> [ACTIVITY]:
Keyword search on "text": report each line of the records that contains it.

(Saved data entries)
==========

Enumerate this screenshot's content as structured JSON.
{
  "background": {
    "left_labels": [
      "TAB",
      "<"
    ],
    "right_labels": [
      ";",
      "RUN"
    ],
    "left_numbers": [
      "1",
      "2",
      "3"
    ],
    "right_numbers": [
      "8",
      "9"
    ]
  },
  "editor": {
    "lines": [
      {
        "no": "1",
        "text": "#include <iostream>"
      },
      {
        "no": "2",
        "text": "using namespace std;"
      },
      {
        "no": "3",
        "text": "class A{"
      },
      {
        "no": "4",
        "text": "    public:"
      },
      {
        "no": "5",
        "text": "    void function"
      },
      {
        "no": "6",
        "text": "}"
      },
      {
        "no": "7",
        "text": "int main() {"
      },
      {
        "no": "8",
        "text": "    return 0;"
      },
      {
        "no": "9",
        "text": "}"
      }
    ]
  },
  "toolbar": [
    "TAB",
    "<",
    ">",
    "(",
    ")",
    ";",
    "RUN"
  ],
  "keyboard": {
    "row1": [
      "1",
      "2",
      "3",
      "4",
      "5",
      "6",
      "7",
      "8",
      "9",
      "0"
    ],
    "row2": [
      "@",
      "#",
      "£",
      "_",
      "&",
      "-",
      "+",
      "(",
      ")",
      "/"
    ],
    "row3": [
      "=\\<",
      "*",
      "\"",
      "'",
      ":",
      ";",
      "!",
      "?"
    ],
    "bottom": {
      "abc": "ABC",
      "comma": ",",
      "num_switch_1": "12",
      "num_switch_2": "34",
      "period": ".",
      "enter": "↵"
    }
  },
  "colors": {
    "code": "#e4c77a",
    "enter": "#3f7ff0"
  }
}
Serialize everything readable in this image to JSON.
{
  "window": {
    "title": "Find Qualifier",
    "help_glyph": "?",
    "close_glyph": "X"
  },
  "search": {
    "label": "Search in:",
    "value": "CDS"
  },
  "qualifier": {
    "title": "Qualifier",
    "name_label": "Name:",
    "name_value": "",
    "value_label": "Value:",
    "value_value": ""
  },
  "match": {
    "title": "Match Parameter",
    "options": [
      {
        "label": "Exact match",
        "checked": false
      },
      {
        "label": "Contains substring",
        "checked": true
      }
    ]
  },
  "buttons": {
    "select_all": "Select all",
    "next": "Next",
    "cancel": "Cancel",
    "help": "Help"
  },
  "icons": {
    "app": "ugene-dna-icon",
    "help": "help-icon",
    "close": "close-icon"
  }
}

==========

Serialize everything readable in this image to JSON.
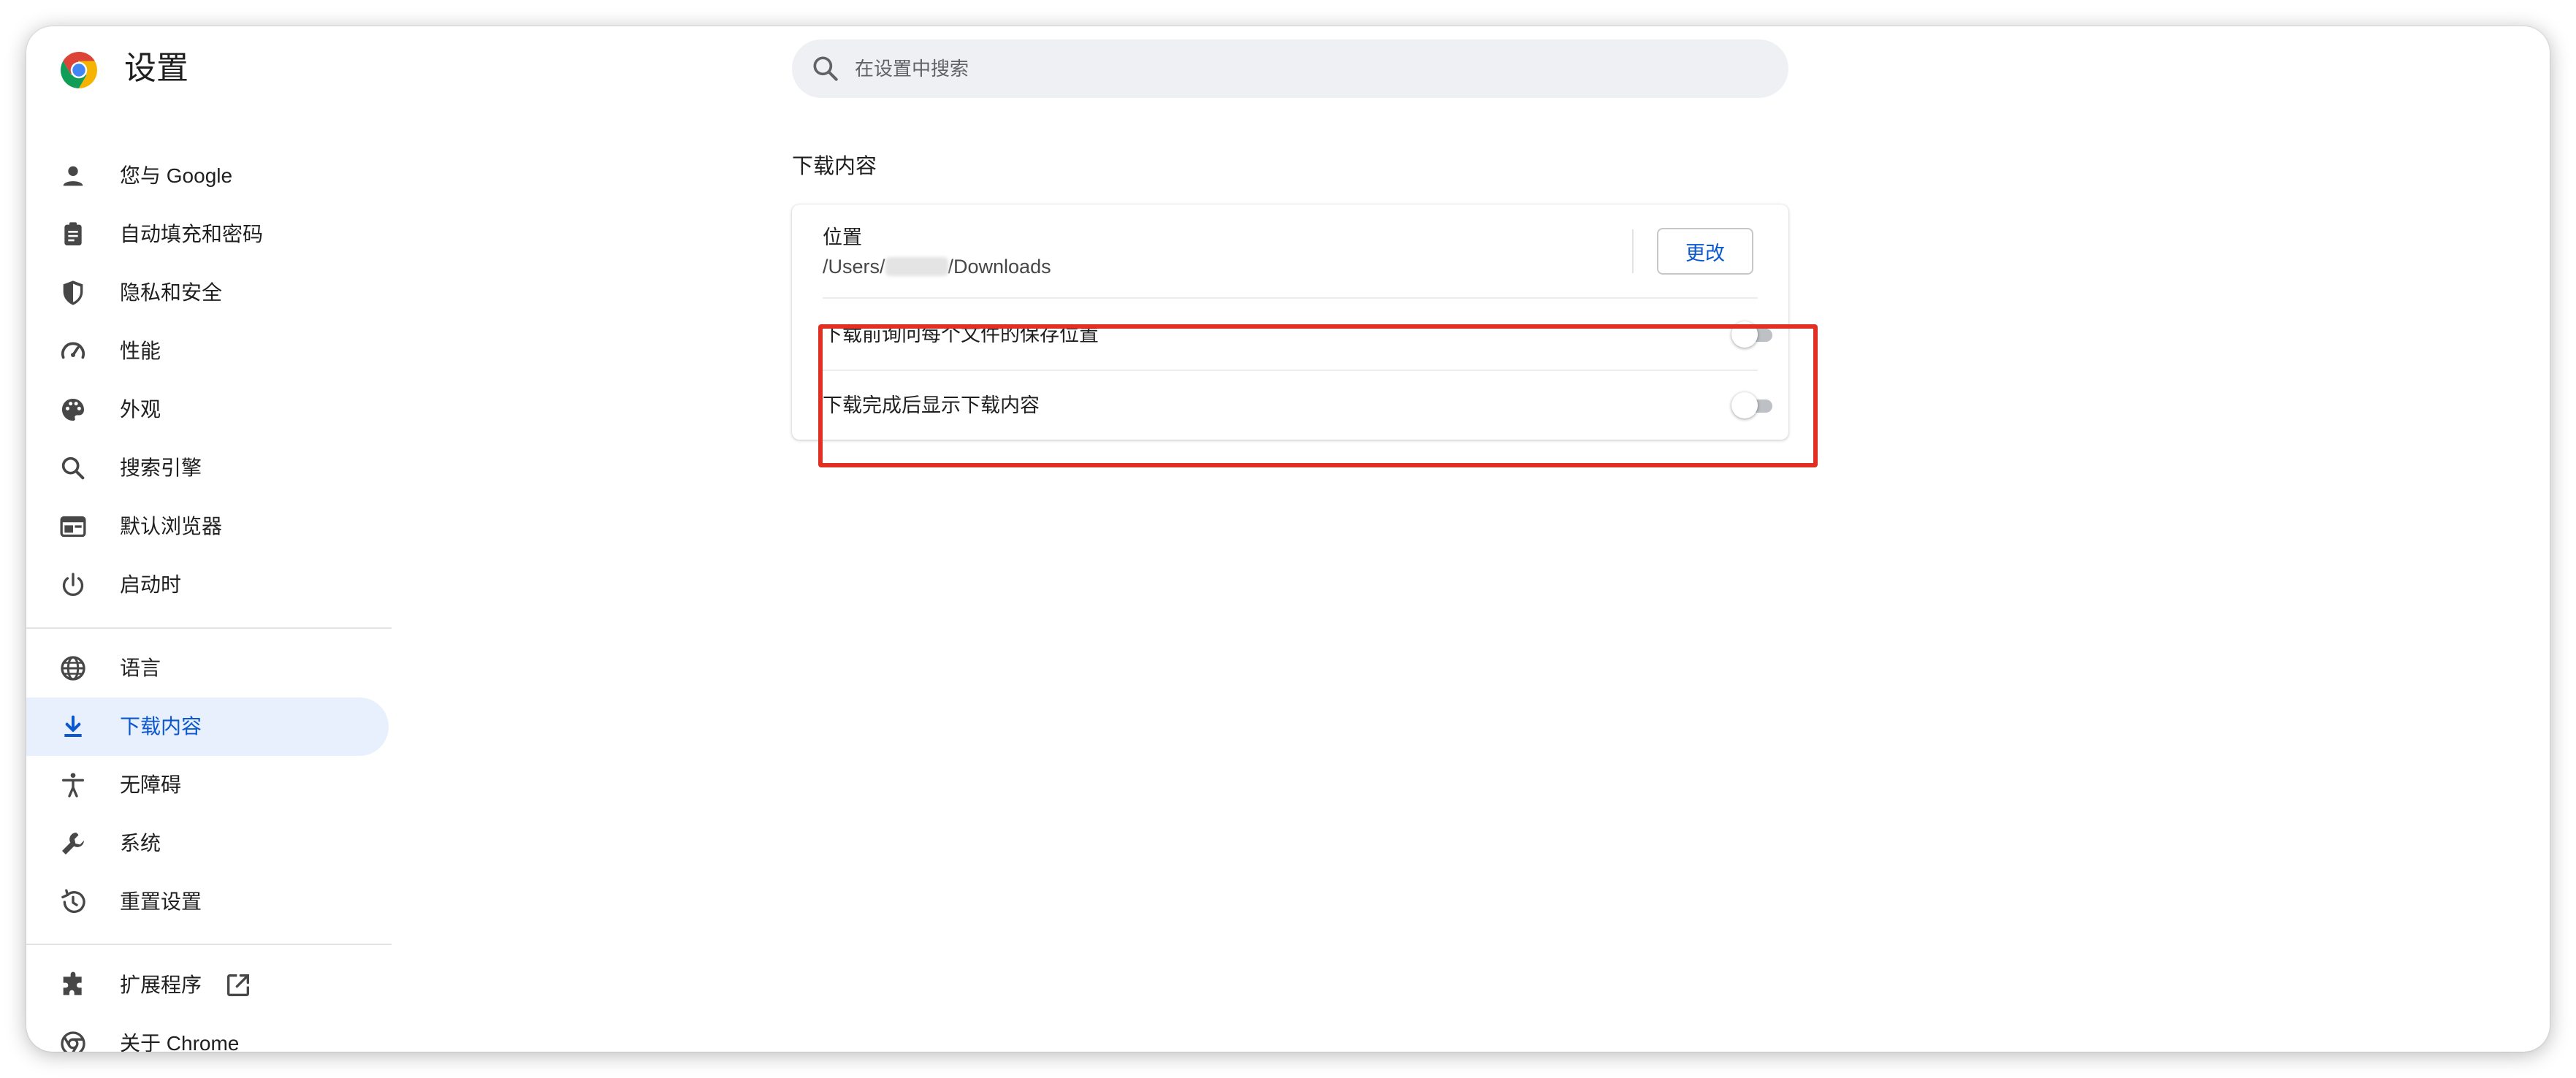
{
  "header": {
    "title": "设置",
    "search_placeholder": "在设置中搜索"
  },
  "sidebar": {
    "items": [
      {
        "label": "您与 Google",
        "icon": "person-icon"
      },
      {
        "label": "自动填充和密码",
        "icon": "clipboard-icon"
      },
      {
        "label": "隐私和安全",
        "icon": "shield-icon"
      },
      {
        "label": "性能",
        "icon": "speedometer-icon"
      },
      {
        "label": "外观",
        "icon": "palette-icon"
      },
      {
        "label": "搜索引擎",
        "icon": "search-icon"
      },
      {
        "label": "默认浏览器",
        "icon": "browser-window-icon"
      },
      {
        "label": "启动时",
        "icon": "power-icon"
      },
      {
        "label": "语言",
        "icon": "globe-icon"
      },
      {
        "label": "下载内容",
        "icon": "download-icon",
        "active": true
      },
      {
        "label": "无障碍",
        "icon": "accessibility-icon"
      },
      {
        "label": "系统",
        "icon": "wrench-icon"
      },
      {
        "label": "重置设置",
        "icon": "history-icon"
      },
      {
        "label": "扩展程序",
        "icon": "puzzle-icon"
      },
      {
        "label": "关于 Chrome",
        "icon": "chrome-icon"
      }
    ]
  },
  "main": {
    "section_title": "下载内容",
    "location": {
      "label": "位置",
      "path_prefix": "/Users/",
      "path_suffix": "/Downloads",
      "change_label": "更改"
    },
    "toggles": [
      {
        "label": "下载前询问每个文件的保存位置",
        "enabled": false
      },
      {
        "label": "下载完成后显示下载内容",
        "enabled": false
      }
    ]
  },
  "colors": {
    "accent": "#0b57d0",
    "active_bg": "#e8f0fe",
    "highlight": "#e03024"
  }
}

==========

> [EXERCISE RESULT]:
        "text": "#include <iostream>"
        "text": "using namespace std;"
        "text": "class A{"
        "text": "    public:"
        "text": "    void function"
        "text": "}"
        "text": "int main() {"
        "text": "    return 0;"
        "text": "}"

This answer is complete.